Europe's right-wing populists cheered the result. 

Italy's centrist Prime Minister Matteo Renzi was forced to resign late on Sunday after he lost a referendum on constitutional change.

With most ballots counted, 60 per cent of Italians voted No to change, according to the BBC. The turn out was nearly 70 per cent. 

Voters were asked whether they backed a reform to Italy's complex political system, but right-wing populists have interpreted the referendum as a wider poll on the direction of the country.

Before the result, former Ukip leader Nigel Farage tweeted: "Hope the exit polls in Italy are right. This vote looks to me to be more about the Euro than constitutional change."

The leader of France's far-right Front National, Marine Le Pen, tweeted "bravo" to her Eurosceptic "friend" Matteo Salvini, a politician who campaigned for the No vote. She described the referendum result as a "thirst for liberty". 

In his resignation speech, Renzi told reporters he took responsibility for the outcome and added "good luck to us all". 

Since gaining office in 2014, Renzi has been a reformist politician. He introduced same-sex civil unions, made employment laws more flexible and abolished small taxes, and was known by some as "Europe's last Blairite".

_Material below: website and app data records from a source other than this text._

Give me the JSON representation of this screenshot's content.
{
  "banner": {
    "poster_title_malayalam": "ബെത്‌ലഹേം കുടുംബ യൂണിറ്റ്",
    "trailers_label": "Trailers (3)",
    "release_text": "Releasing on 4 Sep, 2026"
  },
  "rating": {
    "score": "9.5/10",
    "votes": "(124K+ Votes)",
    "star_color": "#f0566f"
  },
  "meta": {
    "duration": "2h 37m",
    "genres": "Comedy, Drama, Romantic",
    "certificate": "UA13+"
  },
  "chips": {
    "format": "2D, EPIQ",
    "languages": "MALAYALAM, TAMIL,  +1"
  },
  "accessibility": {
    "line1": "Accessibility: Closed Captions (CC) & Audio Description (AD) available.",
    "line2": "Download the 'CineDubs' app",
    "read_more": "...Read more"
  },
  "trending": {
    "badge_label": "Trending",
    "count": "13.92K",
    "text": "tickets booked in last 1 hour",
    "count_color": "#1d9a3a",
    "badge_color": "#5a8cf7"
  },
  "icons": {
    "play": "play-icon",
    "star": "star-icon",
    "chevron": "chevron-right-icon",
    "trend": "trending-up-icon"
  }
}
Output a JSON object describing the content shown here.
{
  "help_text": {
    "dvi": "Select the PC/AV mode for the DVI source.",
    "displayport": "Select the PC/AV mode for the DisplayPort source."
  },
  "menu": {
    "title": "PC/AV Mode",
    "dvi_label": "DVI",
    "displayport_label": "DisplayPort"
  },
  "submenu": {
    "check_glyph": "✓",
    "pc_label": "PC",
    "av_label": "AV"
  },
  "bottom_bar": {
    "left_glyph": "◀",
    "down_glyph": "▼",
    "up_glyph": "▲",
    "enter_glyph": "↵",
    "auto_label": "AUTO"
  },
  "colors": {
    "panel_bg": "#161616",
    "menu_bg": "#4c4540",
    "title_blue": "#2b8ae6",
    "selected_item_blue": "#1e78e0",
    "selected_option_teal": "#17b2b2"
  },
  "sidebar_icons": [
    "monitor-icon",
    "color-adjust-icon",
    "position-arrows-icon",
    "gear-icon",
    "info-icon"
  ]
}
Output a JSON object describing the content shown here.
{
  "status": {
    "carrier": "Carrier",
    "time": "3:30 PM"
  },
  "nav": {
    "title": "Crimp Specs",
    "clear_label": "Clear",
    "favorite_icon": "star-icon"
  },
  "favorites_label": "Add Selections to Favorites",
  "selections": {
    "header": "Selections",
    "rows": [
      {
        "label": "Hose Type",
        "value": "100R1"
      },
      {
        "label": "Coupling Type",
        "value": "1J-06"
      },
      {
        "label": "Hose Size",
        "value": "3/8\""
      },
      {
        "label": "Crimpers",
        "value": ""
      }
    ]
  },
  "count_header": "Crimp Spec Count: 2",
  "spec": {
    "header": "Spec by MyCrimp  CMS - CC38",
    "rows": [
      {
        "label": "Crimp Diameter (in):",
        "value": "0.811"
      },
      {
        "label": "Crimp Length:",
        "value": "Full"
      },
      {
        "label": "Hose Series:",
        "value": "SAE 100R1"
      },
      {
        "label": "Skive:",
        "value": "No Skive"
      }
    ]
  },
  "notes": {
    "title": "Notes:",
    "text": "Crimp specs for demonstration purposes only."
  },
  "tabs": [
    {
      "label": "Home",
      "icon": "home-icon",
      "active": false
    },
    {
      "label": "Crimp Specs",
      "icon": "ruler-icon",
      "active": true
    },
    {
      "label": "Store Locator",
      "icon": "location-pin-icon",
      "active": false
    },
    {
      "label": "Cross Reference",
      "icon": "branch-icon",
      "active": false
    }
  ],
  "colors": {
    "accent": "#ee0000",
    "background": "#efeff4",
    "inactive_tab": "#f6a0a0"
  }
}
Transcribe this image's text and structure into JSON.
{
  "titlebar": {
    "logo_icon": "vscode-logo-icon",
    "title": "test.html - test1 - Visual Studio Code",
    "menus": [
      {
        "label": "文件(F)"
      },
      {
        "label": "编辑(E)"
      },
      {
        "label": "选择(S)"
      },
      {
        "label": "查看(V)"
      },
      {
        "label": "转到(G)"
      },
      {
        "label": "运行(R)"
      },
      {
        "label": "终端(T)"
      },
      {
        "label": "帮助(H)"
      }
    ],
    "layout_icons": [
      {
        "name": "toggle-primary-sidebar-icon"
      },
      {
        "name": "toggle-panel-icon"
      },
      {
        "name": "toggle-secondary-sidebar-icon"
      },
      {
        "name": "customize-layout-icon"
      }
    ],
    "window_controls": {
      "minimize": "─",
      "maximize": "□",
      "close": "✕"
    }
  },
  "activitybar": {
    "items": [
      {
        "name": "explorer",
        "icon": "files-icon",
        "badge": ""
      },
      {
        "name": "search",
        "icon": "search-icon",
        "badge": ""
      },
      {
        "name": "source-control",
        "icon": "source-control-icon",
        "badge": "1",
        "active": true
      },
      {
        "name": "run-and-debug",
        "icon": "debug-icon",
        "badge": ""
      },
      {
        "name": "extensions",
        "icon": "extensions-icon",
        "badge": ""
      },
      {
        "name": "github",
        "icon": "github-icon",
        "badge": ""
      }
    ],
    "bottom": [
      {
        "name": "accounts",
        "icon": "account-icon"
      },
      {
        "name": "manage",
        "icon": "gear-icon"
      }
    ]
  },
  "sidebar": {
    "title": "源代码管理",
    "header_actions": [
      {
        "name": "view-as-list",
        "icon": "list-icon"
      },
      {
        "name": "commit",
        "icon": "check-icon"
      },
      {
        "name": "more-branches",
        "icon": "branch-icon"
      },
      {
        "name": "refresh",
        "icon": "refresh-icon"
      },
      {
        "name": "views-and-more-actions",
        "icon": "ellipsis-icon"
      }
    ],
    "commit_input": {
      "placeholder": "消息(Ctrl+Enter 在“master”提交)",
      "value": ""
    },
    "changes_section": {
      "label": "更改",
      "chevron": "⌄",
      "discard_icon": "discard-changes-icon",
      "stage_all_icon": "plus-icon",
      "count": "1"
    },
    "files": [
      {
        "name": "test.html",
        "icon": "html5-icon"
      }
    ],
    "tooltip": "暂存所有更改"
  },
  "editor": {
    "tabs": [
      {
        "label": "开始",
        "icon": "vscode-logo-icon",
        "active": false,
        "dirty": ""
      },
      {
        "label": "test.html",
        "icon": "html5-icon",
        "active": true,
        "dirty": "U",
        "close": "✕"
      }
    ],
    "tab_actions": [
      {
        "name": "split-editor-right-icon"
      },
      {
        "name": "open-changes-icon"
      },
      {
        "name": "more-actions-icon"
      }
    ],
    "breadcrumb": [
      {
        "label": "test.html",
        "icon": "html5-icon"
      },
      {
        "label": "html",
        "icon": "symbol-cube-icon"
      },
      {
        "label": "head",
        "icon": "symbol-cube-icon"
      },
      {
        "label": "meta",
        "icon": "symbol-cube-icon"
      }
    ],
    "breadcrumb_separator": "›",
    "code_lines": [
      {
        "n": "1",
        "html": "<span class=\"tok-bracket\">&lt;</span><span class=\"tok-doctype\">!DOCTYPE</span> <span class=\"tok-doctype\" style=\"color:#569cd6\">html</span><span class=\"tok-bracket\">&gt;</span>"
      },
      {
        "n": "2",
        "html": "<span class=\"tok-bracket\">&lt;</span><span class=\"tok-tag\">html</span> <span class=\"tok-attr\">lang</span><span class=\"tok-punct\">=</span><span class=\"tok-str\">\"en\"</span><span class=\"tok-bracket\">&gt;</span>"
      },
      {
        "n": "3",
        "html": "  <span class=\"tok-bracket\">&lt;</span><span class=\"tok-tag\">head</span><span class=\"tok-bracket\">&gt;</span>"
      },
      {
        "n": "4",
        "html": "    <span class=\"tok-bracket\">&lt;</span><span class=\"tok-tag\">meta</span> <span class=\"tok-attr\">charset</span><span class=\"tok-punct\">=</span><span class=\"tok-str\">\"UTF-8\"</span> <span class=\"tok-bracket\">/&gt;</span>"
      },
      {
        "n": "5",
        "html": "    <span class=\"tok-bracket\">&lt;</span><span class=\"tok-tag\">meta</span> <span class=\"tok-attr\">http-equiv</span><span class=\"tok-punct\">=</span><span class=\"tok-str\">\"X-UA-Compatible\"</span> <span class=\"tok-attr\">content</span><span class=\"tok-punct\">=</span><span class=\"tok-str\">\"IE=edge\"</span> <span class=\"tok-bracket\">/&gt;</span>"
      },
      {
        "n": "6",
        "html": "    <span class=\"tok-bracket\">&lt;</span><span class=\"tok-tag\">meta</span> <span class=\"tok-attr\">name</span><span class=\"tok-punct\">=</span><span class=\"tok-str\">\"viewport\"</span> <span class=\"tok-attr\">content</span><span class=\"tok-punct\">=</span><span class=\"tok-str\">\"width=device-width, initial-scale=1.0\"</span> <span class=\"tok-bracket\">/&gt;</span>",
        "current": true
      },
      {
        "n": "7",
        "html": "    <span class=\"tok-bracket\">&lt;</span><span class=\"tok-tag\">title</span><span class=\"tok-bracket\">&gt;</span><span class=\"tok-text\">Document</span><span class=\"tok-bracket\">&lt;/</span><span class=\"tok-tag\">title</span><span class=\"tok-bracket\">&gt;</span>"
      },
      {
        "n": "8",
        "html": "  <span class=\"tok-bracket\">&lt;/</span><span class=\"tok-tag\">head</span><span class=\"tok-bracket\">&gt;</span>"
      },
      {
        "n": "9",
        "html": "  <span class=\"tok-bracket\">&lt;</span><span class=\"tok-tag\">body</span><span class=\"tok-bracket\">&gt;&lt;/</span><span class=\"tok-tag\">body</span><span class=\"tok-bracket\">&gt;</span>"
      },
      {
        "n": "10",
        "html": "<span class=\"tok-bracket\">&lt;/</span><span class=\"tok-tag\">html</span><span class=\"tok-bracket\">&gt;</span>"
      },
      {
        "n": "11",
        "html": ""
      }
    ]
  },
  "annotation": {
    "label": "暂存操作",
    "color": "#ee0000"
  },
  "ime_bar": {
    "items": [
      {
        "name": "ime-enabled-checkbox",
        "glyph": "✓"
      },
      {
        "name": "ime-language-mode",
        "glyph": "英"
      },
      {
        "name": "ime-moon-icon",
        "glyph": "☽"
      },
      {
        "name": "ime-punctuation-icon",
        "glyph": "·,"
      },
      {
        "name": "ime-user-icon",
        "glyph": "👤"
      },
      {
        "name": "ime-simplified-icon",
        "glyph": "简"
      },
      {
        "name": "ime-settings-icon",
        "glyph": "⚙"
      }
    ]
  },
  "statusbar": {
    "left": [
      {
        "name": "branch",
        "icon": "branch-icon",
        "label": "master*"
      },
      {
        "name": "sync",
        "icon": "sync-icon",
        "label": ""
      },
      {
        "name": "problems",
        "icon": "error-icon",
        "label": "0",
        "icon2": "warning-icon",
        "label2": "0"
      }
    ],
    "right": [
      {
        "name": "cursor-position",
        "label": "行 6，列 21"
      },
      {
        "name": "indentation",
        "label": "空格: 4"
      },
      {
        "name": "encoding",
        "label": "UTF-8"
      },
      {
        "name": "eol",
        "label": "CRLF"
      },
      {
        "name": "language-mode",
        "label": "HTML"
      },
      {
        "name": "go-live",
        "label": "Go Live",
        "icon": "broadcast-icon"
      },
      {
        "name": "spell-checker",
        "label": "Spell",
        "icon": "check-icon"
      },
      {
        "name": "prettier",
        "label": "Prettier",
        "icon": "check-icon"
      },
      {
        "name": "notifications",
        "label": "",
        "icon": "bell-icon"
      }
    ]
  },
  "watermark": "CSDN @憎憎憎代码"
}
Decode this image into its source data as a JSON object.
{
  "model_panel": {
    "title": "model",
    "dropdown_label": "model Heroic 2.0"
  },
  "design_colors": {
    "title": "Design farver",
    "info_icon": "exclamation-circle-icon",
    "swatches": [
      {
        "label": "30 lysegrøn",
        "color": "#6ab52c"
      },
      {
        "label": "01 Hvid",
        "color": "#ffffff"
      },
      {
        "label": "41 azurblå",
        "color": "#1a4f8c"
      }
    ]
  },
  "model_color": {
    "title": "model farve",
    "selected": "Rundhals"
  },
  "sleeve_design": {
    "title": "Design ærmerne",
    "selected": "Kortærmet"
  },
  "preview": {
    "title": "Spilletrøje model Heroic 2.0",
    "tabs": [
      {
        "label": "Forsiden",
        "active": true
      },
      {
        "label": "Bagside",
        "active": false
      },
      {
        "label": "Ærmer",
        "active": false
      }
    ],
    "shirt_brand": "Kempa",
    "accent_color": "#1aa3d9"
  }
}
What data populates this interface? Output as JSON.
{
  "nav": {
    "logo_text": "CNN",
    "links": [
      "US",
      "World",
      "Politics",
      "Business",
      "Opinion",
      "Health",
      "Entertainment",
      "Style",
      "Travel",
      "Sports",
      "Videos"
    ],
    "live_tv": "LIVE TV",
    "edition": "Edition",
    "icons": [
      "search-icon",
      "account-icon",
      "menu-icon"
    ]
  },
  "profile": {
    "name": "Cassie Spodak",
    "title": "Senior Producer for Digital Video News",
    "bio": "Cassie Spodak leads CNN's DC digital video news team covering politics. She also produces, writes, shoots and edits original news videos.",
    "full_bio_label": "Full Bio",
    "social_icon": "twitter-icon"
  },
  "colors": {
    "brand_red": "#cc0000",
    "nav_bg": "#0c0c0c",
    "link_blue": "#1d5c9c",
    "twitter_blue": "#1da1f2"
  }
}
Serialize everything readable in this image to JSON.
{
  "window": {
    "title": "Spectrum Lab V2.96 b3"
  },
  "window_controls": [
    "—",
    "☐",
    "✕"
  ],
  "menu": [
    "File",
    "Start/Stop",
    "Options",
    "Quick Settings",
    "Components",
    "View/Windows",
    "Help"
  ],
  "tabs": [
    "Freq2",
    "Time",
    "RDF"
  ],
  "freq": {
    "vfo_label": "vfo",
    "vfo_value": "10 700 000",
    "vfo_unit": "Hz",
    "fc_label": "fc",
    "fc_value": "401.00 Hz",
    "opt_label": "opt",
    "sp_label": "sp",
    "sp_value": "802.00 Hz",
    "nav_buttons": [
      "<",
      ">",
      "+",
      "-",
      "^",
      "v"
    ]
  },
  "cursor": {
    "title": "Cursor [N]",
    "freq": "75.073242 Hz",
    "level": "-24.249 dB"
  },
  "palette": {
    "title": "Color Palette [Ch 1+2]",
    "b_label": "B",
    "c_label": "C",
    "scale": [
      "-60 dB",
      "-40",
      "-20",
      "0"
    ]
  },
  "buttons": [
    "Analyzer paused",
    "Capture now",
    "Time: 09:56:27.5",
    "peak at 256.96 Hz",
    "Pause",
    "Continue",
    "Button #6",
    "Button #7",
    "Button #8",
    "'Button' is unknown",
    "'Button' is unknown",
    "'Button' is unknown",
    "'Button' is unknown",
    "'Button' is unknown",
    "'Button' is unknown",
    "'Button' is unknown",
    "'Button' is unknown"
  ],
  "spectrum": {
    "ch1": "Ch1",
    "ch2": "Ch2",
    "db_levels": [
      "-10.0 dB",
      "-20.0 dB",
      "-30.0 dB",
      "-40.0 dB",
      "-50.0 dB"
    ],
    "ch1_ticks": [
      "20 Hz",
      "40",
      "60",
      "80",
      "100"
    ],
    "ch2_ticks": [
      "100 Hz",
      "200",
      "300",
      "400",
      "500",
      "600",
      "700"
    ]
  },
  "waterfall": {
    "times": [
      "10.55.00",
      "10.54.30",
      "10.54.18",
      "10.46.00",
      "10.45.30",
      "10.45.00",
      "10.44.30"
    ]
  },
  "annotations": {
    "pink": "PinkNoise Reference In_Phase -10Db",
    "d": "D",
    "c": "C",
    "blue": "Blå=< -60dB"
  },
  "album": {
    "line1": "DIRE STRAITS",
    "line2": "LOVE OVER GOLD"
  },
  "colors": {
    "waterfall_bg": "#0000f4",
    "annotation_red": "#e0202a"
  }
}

However, his proposed constitutional reforms divided opinion even among liberals, because of the way they removed certain checks and balances and handed increased power to the government.

 

Julia Rampen is the editor of The Staggers, The New Statesman's online rolling politics blog. She was previously deputy editor at Mirror Money Online and has worked as a financial journalist for several trade magazines.